Any article that concludes in its very first sentence that consulting is an industry that never goes out of style is bound to appeal to my consultant’s heart. The conclusions of Francesca Gino’s studies, as summaried in The Hidden Cost of Buying Information (Sadly lost to bit rot on the internet) over at HBS Working Knowledge, are not surprising to me: when you pay money for advice, you are more likely to use it. Our industry has built that into our fee rates, thank you for pointing it out. But there are still a few surprises in the study.

The first surprise is that the subjects in the study substantially overweighted paid-for advice over free advice even though they were told it was the same advice from the same source. These are the same people, receiving the same advice form the same advisers, one day it is free, the next they have to pay. They know this, and they still attach a higher value to the paid-for advice. This is clearly a deep emotional response that overrides anything logic may attempt to dictate.

Ms Gino is nervous about making direct conclusions:
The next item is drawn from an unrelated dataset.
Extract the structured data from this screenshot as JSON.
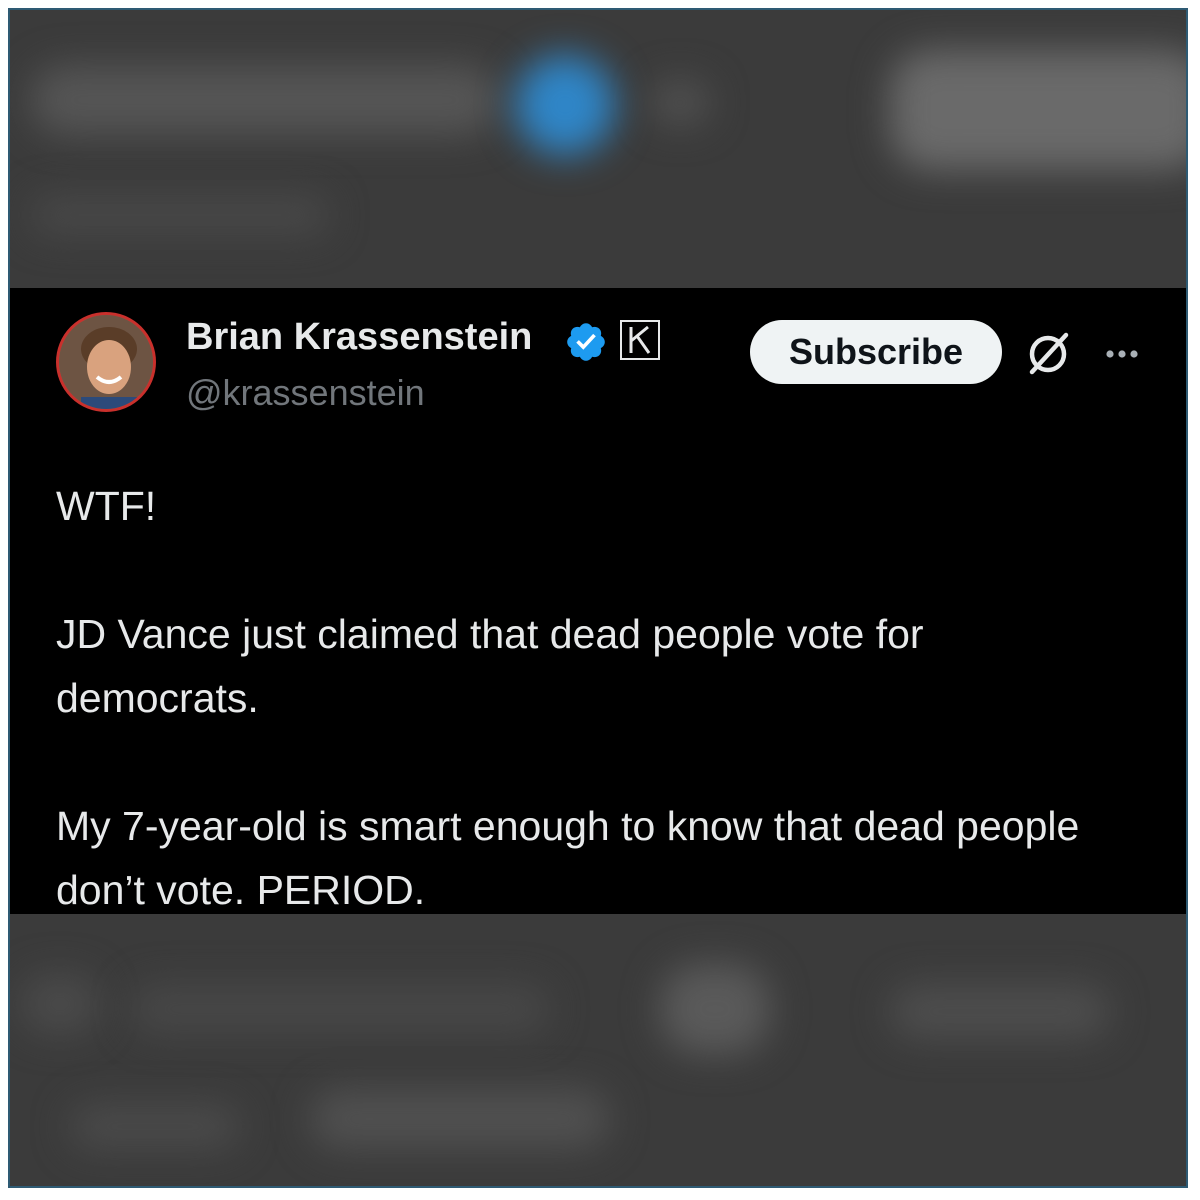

For consultants, investment bankers, lawyers, and other professional advice givers, the implications of my results are less clear. Perhaps they could look at my results as a justification for their high fees! Seriously, the results suggest that fee structures may well influence the extent to which clients respond to the advice they give. This might be very relevant for companies that offer consulting services as an ancillary service to their core business. These companies often struggle with how to price their consulting services. Should they charge “full markets rates” or should they offer these services as a discount to potentially create demand for their core business? If there is a tendency to overweigh costly advice, it suggests that the discounting strategy may not actually be effective.

I’m less hesitant and based on too many years in this industry my conclusion is clear: if you want people to follow your advice, make it expensive. There, I’ve said it. Now you know why we cost so much: it is in you own best interest, really!

Returning to a rare moment of seriousness, it is surprising that the report’s authors do not consider one obvious, valid reason for giving a higher weight to paid-for advice: more care may very reasonably be expected to have gone into the formulation of the recommendations. If you ask me over a beer for advice I will happily give you the best suggestions I have while we are in the bar, but if you pay me the then I will arrange for a suitable environment and appropriate time to consider your query and measure my response.